Aside from the eerie appearances of the Templars, another memorable moment occurs right at the end of the film, just as the two remaining survivors board a packed train to seek rescue. The knights also board the train just as it moves off and wreck bloody havoc on-board. When the train plunges into the busy station the ghouls disembark to slaughter more innocents on the platform and we are left with the haunting image of the sole survivor of the carnage as she huddles helplessly in the coal bunker.

Tombs of the Blind Dead is a good old fashioned schlocky horror fest with genuine moments of tension and jaw-droppingly astounding visuals. As the first in the series of de Ossorio’s Blind Dead films, it serves as an eye-opening and appropriate introduction to the ghastly escapades and spectral ridings of the gruesome Templar knights. The series is quite significant in Spanish horror cinema - because of its commercial viability for one reason - and it has a deserved cult following today. Of course, while watching the film, and depending on how much rioja has been consumed, it is not difficult to draw parallels and read into an intriguing, if rather tenuous subtext centring around the brutality and oppression of the Fascism that was rife throughout Spain when the film was made. Horror films have long been claimed to mirror what is particularly extreme and controversial in the societies and times in which they were produced. Franco’s dictatorship crumbled only a few years after the release of this film. Now, I’m not saying that Tombs of the Blind Dead, or indeed any of the Blind Dead films, had anything to do with that… although everyone knows Fascists only come out at night to drink the blood of the living…



Highly recommended for those who like their horror atmospheric, creepy and at times sporting that inimitable Seventies retro kitsch that we all love so much.

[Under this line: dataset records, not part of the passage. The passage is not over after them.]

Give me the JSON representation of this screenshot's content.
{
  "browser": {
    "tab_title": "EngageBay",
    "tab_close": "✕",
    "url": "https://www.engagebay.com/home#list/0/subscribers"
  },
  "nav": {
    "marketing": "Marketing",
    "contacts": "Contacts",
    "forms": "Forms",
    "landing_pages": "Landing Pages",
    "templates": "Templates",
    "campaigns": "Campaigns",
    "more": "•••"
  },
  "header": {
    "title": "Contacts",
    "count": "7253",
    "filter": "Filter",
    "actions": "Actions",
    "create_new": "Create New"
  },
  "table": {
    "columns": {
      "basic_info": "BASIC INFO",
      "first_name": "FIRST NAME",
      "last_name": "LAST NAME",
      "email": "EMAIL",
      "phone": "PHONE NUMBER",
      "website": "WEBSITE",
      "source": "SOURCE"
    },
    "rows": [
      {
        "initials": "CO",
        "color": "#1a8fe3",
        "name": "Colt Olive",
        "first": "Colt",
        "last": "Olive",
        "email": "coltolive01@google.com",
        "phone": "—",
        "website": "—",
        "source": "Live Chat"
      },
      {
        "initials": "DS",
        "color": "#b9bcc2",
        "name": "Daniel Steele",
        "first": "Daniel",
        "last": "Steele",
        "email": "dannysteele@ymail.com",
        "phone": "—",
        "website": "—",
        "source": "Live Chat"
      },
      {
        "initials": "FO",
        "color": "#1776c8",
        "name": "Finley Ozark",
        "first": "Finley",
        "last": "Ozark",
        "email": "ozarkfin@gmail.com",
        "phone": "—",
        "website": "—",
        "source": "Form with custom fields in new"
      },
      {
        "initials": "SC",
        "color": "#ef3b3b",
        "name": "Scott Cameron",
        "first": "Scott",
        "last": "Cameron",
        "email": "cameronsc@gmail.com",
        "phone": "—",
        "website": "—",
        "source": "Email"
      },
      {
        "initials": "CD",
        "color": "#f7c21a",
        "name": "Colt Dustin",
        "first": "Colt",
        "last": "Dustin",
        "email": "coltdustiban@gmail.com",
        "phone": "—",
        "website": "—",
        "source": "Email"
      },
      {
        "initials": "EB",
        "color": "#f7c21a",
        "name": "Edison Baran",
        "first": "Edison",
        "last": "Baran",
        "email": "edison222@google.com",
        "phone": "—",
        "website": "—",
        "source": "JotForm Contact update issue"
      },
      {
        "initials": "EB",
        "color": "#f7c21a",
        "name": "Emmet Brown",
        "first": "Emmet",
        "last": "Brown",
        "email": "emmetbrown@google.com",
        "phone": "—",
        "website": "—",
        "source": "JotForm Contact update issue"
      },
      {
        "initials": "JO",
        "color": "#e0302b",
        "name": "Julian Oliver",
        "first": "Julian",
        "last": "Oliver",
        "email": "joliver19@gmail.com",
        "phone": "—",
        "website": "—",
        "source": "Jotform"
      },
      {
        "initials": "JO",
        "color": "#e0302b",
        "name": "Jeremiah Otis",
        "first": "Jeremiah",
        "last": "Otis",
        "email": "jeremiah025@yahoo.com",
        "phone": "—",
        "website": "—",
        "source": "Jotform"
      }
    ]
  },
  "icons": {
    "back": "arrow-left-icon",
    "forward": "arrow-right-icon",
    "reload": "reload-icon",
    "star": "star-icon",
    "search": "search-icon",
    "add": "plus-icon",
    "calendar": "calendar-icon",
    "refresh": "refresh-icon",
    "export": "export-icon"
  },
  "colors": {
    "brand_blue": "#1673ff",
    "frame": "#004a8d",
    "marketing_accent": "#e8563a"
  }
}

Travia: When Tombs of the Blind Dead was initially released, in some places it bore the forehead-smackingly stupid title Revenge of the Planet Ape. Obviously greedy and unsympathetic execs wanted to shamelessly cash in on the recent success of Planet of the Apes (1968). The mind still boggles though.

3 comments:

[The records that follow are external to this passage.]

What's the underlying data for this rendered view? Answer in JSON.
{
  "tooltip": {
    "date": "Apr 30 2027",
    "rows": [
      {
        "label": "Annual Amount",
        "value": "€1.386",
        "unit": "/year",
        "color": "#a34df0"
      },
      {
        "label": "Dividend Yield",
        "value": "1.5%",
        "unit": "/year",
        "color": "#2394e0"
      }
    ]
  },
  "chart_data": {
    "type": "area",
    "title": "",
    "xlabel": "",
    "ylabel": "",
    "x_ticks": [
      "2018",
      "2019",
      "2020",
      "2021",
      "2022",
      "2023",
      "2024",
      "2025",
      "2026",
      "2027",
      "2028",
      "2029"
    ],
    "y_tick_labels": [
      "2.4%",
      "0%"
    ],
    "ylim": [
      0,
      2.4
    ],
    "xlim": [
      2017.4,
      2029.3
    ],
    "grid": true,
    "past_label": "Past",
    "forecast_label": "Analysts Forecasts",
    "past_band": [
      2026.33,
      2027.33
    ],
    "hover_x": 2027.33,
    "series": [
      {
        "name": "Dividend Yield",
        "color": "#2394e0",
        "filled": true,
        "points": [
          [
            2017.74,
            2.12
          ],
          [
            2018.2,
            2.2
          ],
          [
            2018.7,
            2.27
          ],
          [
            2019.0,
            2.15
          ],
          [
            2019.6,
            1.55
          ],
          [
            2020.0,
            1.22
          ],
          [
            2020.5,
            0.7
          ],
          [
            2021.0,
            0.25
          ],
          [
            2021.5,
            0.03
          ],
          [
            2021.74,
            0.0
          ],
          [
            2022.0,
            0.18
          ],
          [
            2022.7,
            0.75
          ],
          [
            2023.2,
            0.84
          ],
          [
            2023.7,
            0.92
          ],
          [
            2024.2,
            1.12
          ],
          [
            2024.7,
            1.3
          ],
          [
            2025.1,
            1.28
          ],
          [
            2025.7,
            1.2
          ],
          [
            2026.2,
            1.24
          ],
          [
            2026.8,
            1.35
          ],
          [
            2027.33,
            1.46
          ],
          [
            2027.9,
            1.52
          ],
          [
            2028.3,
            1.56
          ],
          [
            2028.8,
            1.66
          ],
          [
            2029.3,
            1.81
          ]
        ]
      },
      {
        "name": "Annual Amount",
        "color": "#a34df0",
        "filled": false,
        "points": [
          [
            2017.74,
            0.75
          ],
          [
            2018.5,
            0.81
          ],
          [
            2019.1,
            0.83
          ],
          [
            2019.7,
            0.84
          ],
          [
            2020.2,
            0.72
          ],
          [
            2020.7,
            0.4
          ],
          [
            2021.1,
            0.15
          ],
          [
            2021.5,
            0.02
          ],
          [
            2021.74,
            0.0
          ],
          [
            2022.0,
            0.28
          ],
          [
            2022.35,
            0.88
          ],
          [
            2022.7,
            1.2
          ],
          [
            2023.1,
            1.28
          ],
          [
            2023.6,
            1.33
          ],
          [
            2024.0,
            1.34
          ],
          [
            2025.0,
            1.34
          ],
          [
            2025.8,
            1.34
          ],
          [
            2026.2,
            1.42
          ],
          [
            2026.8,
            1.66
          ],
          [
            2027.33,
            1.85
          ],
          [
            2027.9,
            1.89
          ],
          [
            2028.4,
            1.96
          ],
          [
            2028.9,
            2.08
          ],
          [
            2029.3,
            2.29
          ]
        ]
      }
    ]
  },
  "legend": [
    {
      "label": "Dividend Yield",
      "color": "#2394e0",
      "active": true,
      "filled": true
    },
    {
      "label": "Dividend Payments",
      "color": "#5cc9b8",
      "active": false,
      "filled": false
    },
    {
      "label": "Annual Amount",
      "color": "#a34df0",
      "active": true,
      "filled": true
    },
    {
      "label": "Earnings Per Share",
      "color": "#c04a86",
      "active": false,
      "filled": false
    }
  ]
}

Radiation Cinema! said...

James: This one sounds like a winner. I'm going to have to give it a try. I have recently become a Fulci devotee, and this sounds much in the same tradition. You said the magic words with "good old fashioned schlocky horror fest with genuine moments of tension and jaw-droppingly astounding visuals." That's it, baby! Sold! Excellent post.

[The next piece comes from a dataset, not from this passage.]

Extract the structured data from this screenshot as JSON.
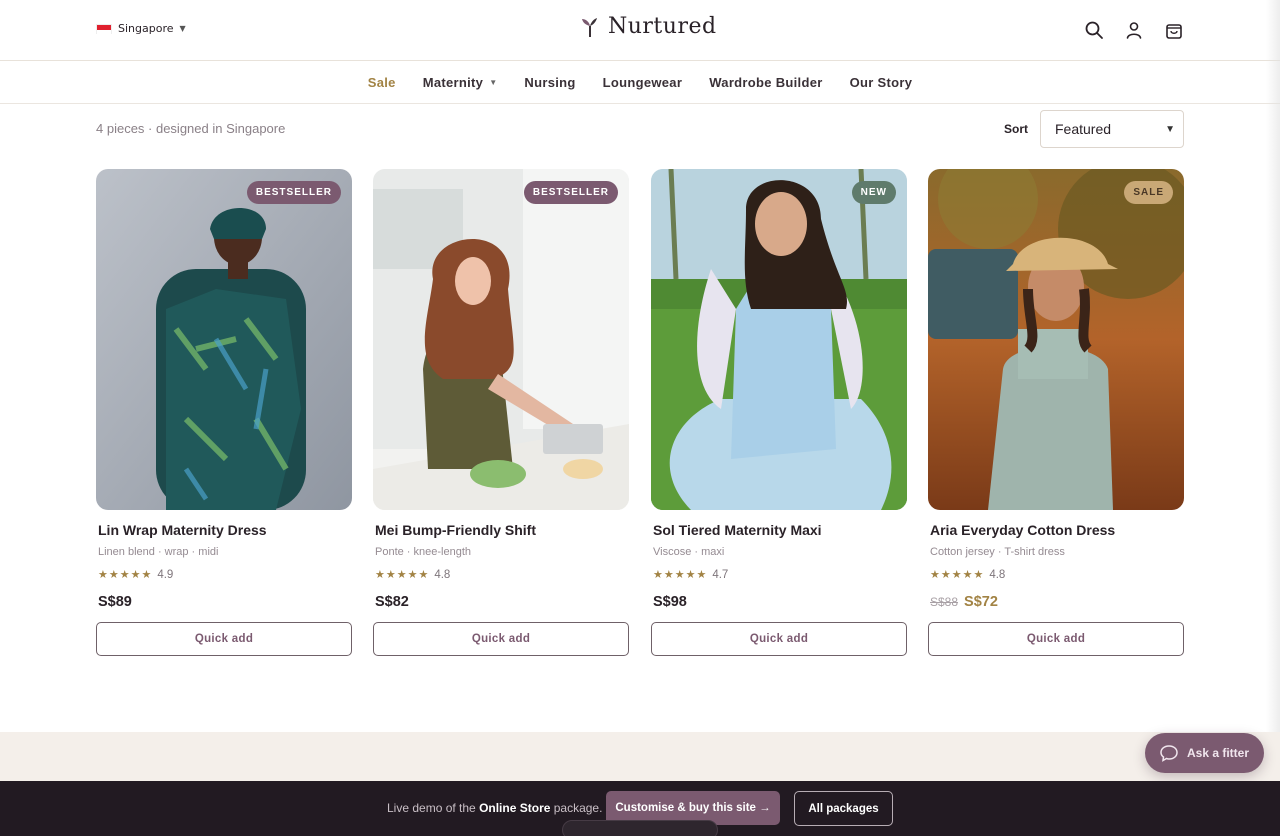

I like your blog a great deal. I'll be back. I have linked you up over at my place. -- Mykal

James Gracey said...

Cheers Mykal. I reckon if you like Fulci, then there will be much you will love about de Ossorio's Blind Dead films. They are so incredibly atmospheric, and yes, much of the time they are unshamefully schlocky too. Though I'm sure you'll agree - this is sometimes a good thing, particularly while enjoyed with a nice bottle of wine...;)

Carl (ILHM) said...

Ive yet to see the last two entries in the series, but Tombs of the Blind Dead has quickly become one of my all time favorite Spanish horror flicks (Cant top Naschy's wolf man though!). Excellent review for a top notch movie.